One man who has waited many years for a result like Monday’s is games master James Morrow. “I suppose the number of non-elite schools who’d have beaten Blackrock in a Cup match would have been few and far between. It was probably the biggest result because Blackrock would be seen as the top rugby playing school in the country and to beat them in the Senior Cup quarter-final, it’s hard to match that. In 2000 we beat St Mary’s to get to the quarter-final of the Senior Cup. We were beaten by Clongowes in the semi-final. They eventually won it. In 2001 we were beaten by Terenure in the semi-final and they went on to win it as well. This is our third semi-final since 2000. I would rate this win as the tops because to beat Rock after a replay — that doesn’t happen too often.”
Morrow gave due praise to Blackrock and the magnanimous manner in which they accepted their defeat — “they were truly magnificent in the way they took defeat; there was so sour grapes, no begrudgery. I’m sure privately they were very upset” — but the scale of Kilkenny’s result over the perennial front-runners is intriguing, when their respective playing numbers are put up for comparison. Perhaps what they lack in number, they make up in heart. “Where we lack at times is just numbers — where Blackrock might have eight or nine hundred boys we’ve got 210-odd playing rugby, so it’s a lot of hard work and dedication from the coaches and from the players themselves,” says Carter.
Carter has ten of last year’s squad involved this season, and has no problem dealing with the underdog tag against St Michael’s next Tuesday. Written off so many times in the past, his players have a habit of producing their best form when their backs are against the wall.
“We’ll be underdogs for the St Michael’s game which is on next Tuesday. We definitely live by the underdog label and as far as I’m concerned it’s the perfect label — we can work on that and it’s motivation in itself to know you’re battling against a very tough school with a good reputation. They’ve won it 65 times in 120 years.”
Maybe that feeling of being written off stems from the fact they mirror Munster in some ways.
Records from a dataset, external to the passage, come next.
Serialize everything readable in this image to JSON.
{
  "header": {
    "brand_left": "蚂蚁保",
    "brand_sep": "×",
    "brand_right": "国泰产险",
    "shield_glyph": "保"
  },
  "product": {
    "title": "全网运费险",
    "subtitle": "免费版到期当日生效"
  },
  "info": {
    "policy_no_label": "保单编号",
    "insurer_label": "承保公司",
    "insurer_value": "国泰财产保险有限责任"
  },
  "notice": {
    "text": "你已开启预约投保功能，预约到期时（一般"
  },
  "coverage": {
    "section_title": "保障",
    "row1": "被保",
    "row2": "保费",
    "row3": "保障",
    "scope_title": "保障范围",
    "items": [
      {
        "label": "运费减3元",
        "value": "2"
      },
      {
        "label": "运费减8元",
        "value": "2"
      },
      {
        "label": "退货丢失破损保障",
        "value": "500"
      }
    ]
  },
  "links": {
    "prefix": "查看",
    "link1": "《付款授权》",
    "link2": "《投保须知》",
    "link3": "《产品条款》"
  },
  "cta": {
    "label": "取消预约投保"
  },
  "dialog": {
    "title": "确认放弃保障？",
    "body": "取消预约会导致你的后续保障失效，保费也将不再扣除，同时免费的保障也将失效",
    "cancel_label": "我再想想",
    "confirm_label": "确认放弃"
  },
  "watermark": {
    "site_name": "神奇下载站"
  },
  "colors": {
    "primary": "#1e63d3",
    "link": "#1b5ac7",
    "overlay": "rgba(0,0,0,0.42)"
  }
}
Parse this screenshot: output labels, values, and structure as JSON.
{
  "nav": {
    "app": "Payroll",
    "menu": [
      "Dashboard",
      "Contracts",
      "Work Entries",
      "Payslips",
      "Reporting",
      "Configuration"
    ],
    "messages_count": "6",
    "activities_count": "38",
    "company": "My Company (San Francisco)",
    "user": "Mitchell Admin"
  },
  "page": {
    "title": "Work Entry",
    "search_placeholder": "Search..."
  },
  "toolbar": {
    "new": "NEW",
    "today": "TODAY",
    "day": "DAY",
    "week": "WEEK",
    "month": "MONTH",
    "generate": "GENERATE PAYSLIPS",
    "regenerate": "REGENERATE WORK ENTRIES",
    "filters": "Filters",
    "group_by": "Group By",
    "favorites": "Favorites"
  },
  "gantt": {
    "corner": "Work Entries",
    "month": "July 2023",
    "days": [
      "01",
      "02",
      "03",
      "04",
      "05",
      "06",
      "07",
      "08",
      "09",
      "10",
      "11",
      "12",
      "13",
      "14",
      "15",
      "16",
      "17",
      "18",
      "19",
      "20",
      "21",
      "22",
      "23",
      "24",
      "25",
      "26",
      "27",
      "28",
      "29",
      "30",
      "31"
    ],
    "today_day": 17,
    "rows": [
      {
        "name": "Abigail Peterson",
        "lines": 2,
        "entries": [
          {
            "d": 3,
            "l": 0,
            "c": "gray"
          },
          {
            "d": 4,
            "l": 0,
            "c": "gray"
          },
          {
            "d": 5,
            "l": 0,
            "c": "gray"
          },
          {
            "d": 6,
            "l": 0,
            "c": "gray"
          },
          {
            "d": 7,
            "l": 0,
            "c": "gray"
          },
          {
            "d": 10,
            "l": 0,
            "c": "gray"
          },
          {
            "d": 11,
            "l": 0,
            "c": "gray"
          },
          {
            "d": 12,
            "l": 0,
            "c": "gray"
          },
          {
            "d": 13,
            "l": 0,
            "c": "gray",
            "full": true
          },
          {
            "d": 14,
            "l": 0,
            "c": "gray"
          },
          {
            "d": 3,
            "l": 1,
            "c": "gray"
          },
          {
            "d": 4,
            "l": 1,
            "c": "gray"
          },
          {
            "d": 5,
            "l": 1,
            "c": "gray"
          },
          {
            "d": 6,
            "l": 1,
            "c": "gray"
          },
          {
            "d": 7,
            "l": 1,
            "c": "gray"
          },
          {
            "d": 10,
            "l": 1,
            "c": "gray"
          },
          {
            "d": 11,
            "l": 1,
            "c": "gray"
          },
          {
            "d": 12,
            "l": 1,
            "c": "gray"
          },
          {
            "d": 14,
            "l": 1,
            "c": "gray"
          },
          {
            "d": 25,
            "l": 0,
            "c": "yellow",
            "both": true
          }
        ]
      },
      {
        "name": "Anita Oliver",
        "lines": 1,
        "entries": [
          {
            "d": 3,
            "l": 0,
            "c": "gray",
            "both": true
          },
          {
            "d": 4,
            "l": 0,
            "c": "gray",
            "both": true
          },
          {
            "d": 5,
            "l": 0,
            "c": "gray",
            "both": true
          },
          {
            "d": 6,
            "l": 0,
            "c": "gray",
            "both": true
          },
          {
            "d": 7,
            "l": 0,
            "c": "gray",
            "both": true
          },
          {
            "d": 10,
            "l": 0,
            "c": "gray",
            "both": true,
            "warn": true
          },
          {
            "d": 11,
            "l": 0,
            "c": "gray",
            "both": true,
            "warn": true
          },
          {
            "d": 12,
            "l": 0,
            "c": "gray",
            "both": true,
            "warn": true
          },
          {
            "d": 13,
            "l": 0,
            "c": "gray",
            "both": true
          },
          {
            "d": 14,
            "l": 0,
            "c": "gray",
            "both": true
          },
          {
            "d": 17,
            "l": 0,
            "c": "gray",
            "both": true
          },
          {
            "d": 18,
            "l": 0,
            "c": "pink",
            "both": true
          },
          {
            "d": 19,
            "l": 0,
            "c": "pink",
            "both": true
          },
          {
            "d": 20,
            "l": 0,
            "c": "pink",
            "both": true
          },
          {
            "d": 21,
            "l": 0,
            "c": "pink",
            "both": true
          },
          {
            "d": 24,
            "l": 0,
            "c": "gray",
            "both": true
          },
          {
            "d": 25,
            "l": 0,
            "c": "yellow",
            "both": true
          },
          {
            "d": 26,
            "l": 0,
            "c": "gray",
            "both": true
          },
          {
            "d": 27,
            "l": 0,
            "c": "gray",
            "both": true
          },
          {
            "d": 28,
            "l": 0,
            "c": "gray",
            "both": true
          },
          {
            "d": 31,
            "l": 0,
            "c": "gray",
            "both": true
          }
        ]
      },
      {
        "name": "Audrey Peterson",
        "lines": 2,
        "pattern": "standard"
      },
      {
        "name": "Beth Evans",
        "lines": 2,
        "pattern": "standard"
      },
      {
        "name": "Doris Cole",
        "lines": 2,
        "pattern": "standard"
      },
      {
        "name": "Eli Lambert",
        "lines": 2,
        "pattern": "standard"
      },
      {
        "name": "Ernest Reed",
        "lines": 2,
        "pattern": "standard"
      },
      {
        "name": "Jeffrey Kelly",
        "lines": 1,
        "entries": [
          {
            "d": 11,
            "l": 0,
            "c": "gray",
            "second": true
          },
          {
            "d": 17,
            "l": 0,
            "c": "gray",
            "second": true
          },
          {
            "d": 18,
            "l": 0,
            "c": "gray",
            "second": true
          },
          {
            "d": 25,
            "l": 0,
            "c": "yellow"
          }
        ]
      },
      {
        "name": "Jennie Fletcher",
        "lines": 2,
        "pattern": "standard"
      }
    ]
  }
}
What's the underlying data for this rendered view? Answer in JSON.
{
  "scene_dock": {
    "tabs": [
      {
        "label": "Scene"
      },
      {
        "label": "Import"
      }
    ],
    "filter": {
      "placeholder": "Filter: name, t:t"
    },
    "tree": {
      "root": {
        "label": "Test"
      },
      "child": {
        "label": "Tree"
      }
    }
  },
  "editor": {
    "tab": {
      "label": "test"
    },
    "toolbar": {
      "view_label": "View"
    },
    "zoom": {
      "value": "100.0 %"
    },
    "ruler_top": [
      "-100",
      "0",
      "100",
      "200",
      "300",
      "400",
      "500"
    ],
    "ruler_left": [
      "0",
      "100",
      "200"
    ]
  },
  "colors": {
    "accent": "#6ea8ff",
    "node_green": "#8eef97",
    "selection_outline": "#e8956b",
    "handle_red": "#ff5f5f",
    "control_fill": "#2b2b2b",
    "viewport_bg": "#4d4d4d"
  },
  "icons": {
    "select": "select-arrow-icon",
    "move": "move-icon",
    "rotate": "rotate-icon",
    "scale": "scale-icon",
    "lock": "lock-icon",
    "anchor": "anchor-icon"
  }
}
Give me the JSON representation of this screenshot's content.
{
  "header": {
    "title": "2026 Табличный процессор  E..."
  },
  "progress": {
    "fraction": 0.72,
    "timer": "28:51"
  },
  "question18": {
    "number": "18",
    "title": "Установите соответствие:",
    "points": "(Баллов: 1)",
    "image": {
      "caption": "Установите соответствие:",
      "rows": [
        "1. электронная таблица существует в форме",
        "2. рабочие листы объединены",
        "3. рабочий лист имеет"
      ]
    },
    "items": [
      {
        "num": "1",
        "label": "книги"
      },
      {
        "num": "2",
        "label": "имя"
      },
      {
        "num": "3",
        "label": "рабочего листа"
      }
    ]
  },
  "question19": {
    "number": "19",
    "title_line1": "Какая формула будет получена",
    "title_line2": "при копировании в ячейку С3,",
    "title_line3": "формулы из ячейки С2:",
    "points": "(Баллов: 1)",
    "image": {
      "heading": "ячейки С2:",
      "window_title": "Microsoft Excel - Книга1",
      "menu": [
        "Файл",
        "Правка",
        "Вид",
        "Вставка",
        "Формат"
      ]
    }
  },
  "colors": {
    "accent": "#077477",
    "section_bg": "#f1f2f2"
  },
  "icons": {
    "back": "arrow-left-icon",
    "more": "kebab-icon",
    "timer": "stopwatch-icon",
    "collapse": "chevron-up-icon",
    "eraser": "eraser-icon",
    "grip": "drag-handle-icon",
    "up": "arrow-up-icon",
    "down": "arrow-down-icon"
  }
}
Geographically they’re closer to Thomond than Donnybrook and spiritually that appears to be the case too. For example, Carter and Morrow received congratulatory texts from PBC head coach Don Buckley, and he says St Munchin’s now want a challenge game. Mick Galwey who lives in the city took Carter’s side for a training session three weeks ago.
“Mick has shown an interest in the team. We managed to get him for a session and the boys responded very, very well to him. He only had to walk onto the field and you noticed the kids lifting their game.”
And he adds that in his school it’s not unusual to see Munster jerseys a more popular choice amongst students than Leinster blue.
Carter will never forget the events of Monday in Dublin 4. He remembers how he was feeling as Ian Madigan stood up to take the last kick of the game. “When they were awarded the penalty the last kick of the game I actually looked at my assistant coach Simon Manuel and I said ‘oh we’re gone’, But even at that stage I would have been terribly disappointed but I couldn’t have asked anymore from the lads — I asked them to put themselves on the line and they did just that. They’re a credit to themselves and the way they work and the way they train.”